** TASK **
Find and copy the lines in the records beneath this task that contain the word "test".

** SUPPLIED INFORMATION **
==============================
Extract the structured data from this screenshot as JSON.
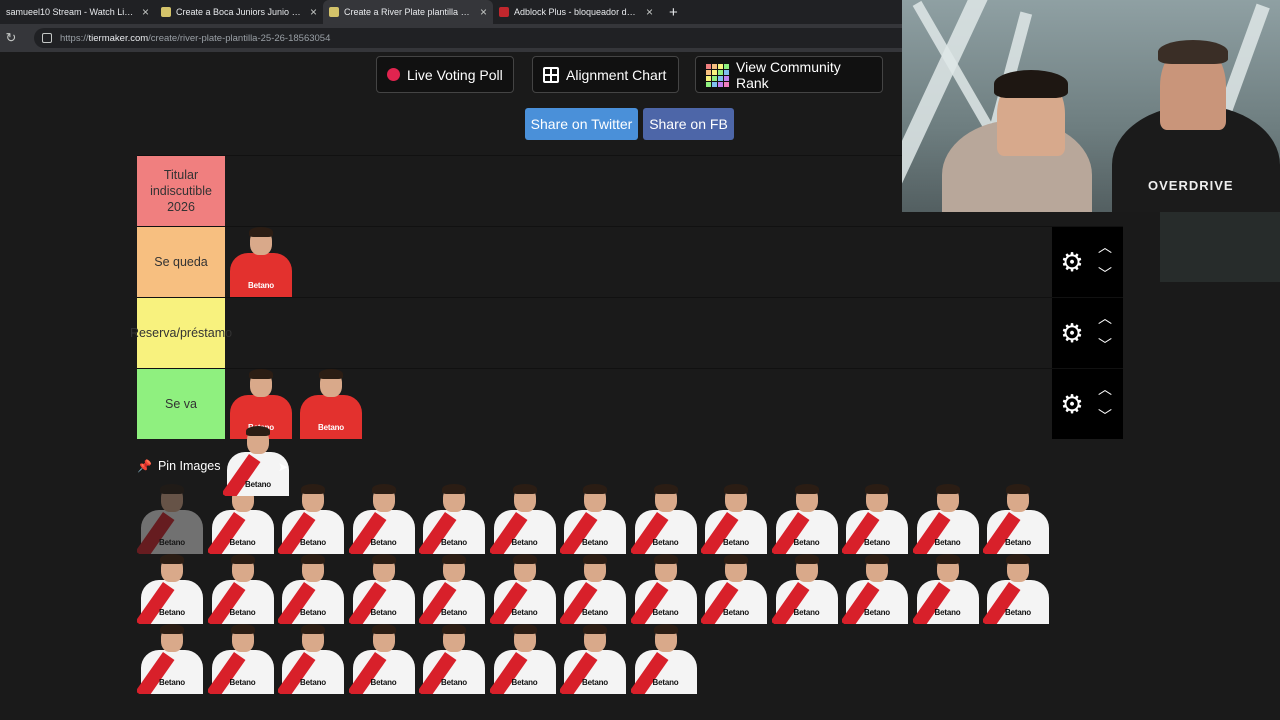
{
  "browser": {
    "tabs": [
      {
        "title": "samueel10 Stream - Watch Live o",
        "favicon_color": "#9146ff",
        "active": false
      },
      {
        "title": "Create a Boca Juniors Junio 2025",
        "favicon_color": "#d4c36a",
        "active": false
      },
      {
        "title": "Create a River Plate plantilla 25/2",
        "favicon_color": "#d4c36a",
        "active": true
      },
      {
        "title": "Adblock Plus - bloqueador de an",
        "favicon_color": "#c1272d",
        "active": false
      }
    ],
    "url_prefix": "https://",
    "url_host": "tiermaker.com",
    "url_path": "/create/river-plate-plantilla-25-26-18563054"
  },
  "toolbar": {
    "live_voting_label": "Live Voting Poll",
    "alignment_label": "Alignment Chart",
    "community_rank_label": "View Community Rank",
    "share_twitter_label": "Share on Twitter",
    "share_fb_label": "Share on FB"
  },
  "colors": {
    "twitter": "#4a90d9",
    "facebook": "#4d66a8",
    "tier_1": "#f07f7f",
    "tier_2": "#f7bf80",
    "tier_3": "#f8f27e",
    "tier_4": "#8ff07f"
  },
  "tiers": [
    {
      "label": "Titular indiscutible 2026",
      "color": "#f07f7f",
      "cards": 0
    },
    {
      "label": "Se queda",
      "color": "#f7bf80",
      "cards": 1
    },
    {
      "label": "Reserva/préstamo",
      "color": "#f8f27e",
      "cards": 0
    },
    {
      "label": "Se va",
      "color": "#8ff07f",
      "cards": 2
    }
  ],
  "pin_images_label": "Pin Images",
  "sponsor_text": "Betano",
  "pool_card_count": 34,
  "webcam": {
    "shirt_text": "OVERDRIVE"
  }
}
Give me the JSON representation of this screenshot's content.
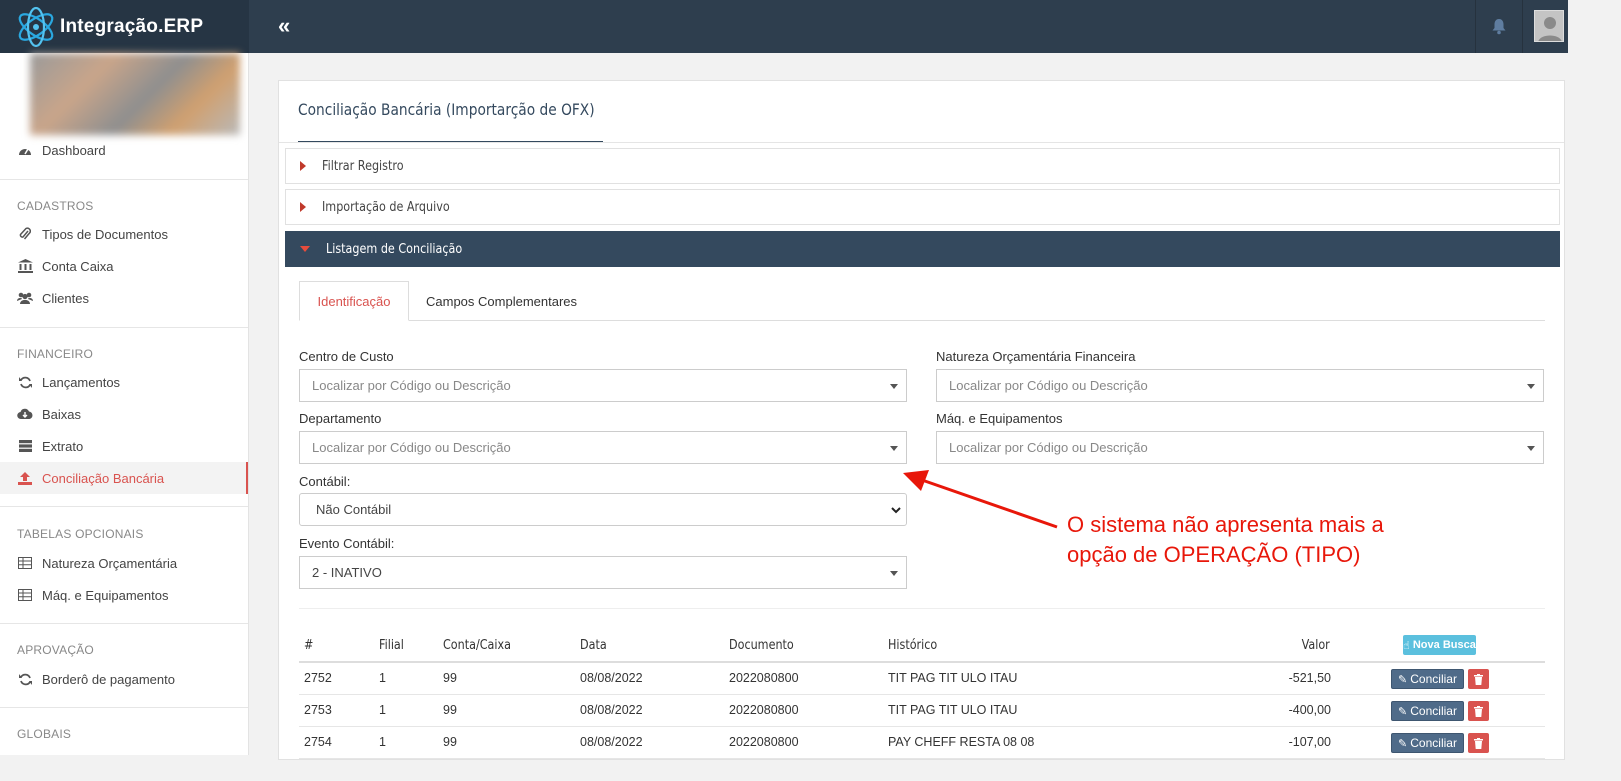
{
  "header": {
    "brand": "Integração.ERP"
  },
  "sidebar": {
    "sections": [
      "CADASTROS",
      "FINANCEIRO",
      "TABELAS OPCIONAIS",
      "APROVAÇÃO",
      "GLOBAIS"
    ],
    "dashboard": "Dashboard",
    "cadastros": [
      "Tipos de Documentos",
      "Conta Caixa",
      "Clientes"
    ],
    "financeiro": [
      "Lançamentos",
      "Baixas",
      "Extrato",
      "Conciliação Bancária"
    ],
    "tabelas": [
      "Natureza Orçamentária",
      "Máq. e Equipamentos"
    ],
    "aprovacao": [
      "Borderô de pagamento"
    ]
  },
  "page": {
    "title": "Conciliação Bancária (Importarção de OFX)",
    "accordions": [
      "Filtrar Registro",
      "Importação de Arquivo",
      "Listagem de Conciliação"
    ],
    "tabs": [
      "Identificação",
      "Campos Complementares"
    ]
  },
  "form": {
    "centro_label": "Centro de Custo",
    "natureza_label": "Natureza Orçamentária Financeira",
    "departamento_label": "Departamento",
    "maq_label": "Máq. e Equipamentos",
    "contabil_label": "Contábil:",
    "evento_label": "Evento Contábil:",
    "placeholder": "Localizar por Código ou Descrição",
    "contabil_value": "Não Contábil",
    "evento_value": "2 - INATIVO"
  },
  "table": {
    "headers": [
      "#",
      "Filial",
      "Conta/Caixa",
      "Data",
      "Documento",
      "Histórico",
      "Valor"
    ],
    "nova_busca": "Nova Busca",
    "conciliar": "Conciliar",
    "rows": [
      [
        "2752",
        "1",
        "99",
        "08/08/2022",
        "2022080800",
        "TIT PAG TIT ULO ITAU",
        "-521,50"
      ],
      [
        "2753",
        "1",
        "99",
        "08/08/2022",
        "2022080800",
        "TIT PAG TIT ULO ITAU",
        "-400,00"
      ],
      [
        "2754",
        "1",
        "99",
        "08/08/2022",
        "2022080800",
        "PAY CHEFF RESTA 08 08",
        "-107,00"
      ]
    ]
  },
  "annotation": {
    "line1": "O sistema não apresenta mais a",
    "line2": "opção de OPERAÇÃO (TIPO)",
    "color": "#e8170a"
  }
}
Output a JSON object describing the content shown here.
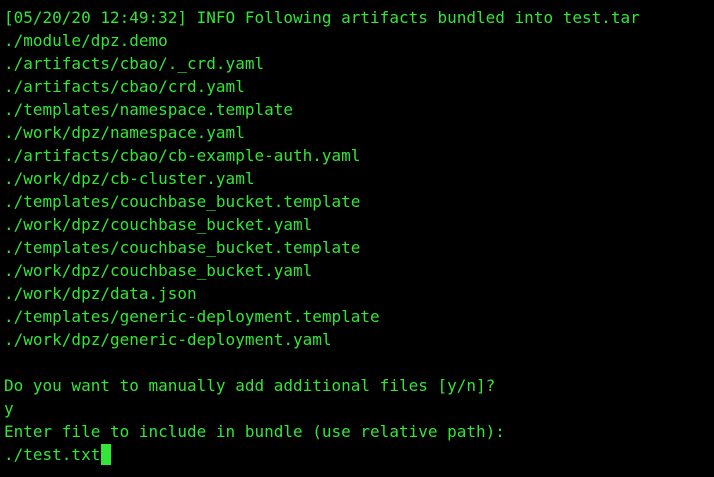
{
  "terminal": {
    "colors": {
      "background": "#000000",
      "foreground": "#32e636",
      "cursor": "#32e636"
    },
    "log_header": "[05/20/20 12:49:32] INFO Following artifacts bundled into test.tar",
    "files": [
      "./module/dpz.demo",
      "./artifacts/cbao/._crd.yaml",
      "./artifacts/cbao/crd.yaml",
      "./templates/namespace.template",
      "./work/dpz/namespace.yaml",
      "./artifacts/cbao/cb-example-auth.yaml",
      "./work/dpz/cb-cluster.yaml",
      "./templates/couchbase_bucket.template",
      "./work/dpz/couchbase_bucket.yaml",
      "./templates/couchbase_bucket.template",
      "./work/dpz/couchbase_bucket.yaml",
      "./work/dpz/data.json",
      "./templates/generic-deployment.template",
      "./work/dpz/generic-deployment.yaml"
    ],
    "prompt_add_files": "Do you want to manually add additional files [y/n]?",
    "answer_add_files": "y",
    "prompt_file": "Enter file to include in bundle (use relative path):",
    "current_input": "./test.txt"
  }
}
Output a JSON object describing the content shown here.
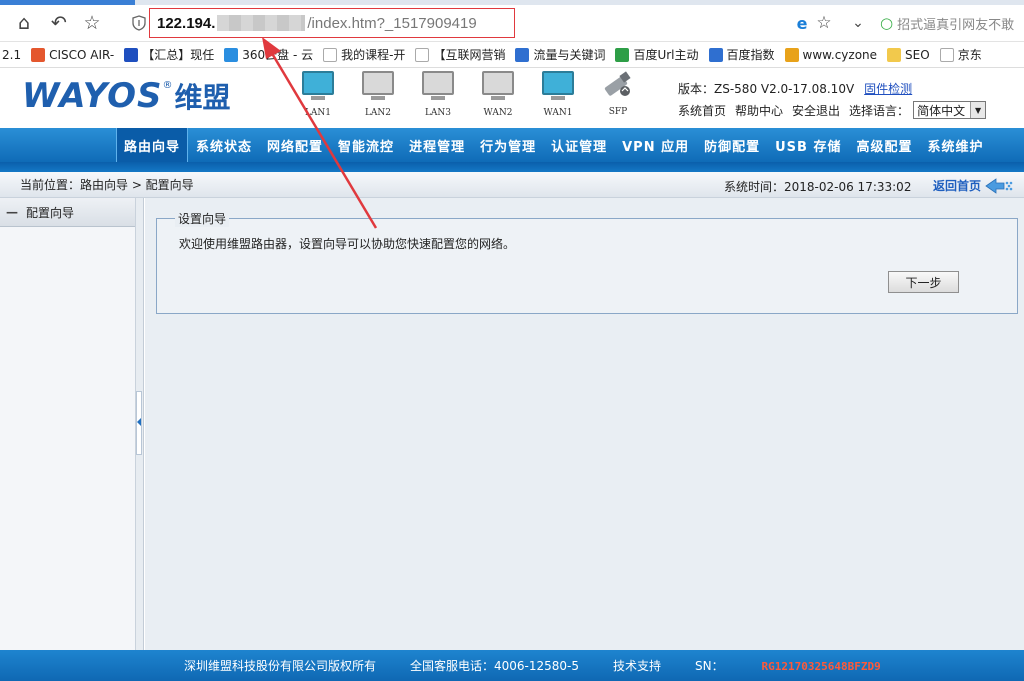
{
  "browser": {
    "url_host": "122.194.",
    "url_path": "/index.htm?_1517909419",
    "search_placeholder": "招式逼真引网友不敢",
    "bookmarks": [
      {
        "label": "2.1",
        "icon": "none",
        "color": ""
      },
      {
        "label": "CISCO AIR-",
        "icon": "bookmark-icon",
        "color": "#e4572e"
      },
      {
        "label": "【汇总】现任",
        "icon": "bookmark-icon",
        "color": "#1f4fbf"
      },
      {
        "label": "360云盘 - 云",
        "icon": "cloud-icon",
        "color": "#2a8ee0"
      },
      {
        "label": "我的课程-开",
        "icon": "page-icon",
        "color": "#aaaaaa"
      },
      {
        "label": "【互联网营销",
        "icon": "page-icon",
        "color": "#aaaaaa"
      },
      {
        "label": "流量与关键词",
        "icon": "paw-icon",
        "color": "#2f6fd0"
      },
      {
        "label": "百度Url主动",
        "icon": "bookmark-icon",
        "color": "#2e9e47"
      },
      {
        "label": "百度指数",
        "icon": "paw-icon",
        "color": "#2f6fd0"
      },
      {
        "label": "www.cyzone",
        "icon": "bookmark-icon",
        "color": "#e8a21a"
      },
      {
        "label": "SEO",
        "icon": "folder-icon",
        "color": "#f2c94c"
      },
      {
        "label": "京东",
        "icon": "page-icon",
        "color": "#aaaaaa"
      }
    ]
  },
  "header": {
    "logo_text": "WAYOS",
    "logo_reg": "®",
    "logo_cn": "维盟",
    "ports": [
      {
        "label": "LAN1",
        "active": true
      },
      {
        "label": "LAN2",
        "active": false
      },
      {
        "label": "LAN3",
        "active": false
      },
      {
        "label": "WAN2",
        "active": false
      },
      {
        "label": "WAN1",
        "active": true
      },
      {
        "label": "SFP",
        "active": false
      }
    ],
    "version": "版本：ZS-580 V2.0-17.08.10V",
    "firmware_link": "固件检测",
    "links": [
      "系统首页",
      "帮助中心",
      "安全退出"
    ],
    "lang_label": "选择语言：",
    "lang_value": "简体中文"
  },
  "menu": {
    "items": [
      "路由向导",
      "系统状态",
      "网络配置",
      "智能流控",
      "进程管理",
      "行为管理",
      "认证管理",
      "VPN 应用",
      "防御配置",
      "USB 存储",
      "高级配置",
      "系统维护"
    ],
    "active_index": 0
  },
  "crumb": {
    "text": "当前位置：路由向导 > 配置向导",
    "systime": "系统时间：2018-02-06 17:33:02",
    "back_home": "返回首页"
  },
  "sidebar": {
    "item": "配置向导"
  },
  "wizard": {
    "legend": "设置向导",
    "text": "欢迎使用维盟路由器，设置向导可以协助您快速配置您的网络。",
    "next_label": "下一步"
  },
  "footer": {
    "copyright": "深圳维盟科技股份有限公司版权所有",
    "hotline": "全国客服电话：4006-12580-5",
    "support": "技术支持",
    "sn_label": "SN：",
    "sn_value": "RG12170325648BFZD9"
  },
  "colors": {
    "menu_blue": "#1478c6",
    "annotation_red": "#e0393e",
    "sn_red": "#ff5a3a"
  }
}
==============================
** YOUR RESPONSE **
    "log_header": "[05/20/20 12:49:32] INFO Following artifacts bundled into test.tar",
    "current_input": "./test.txt"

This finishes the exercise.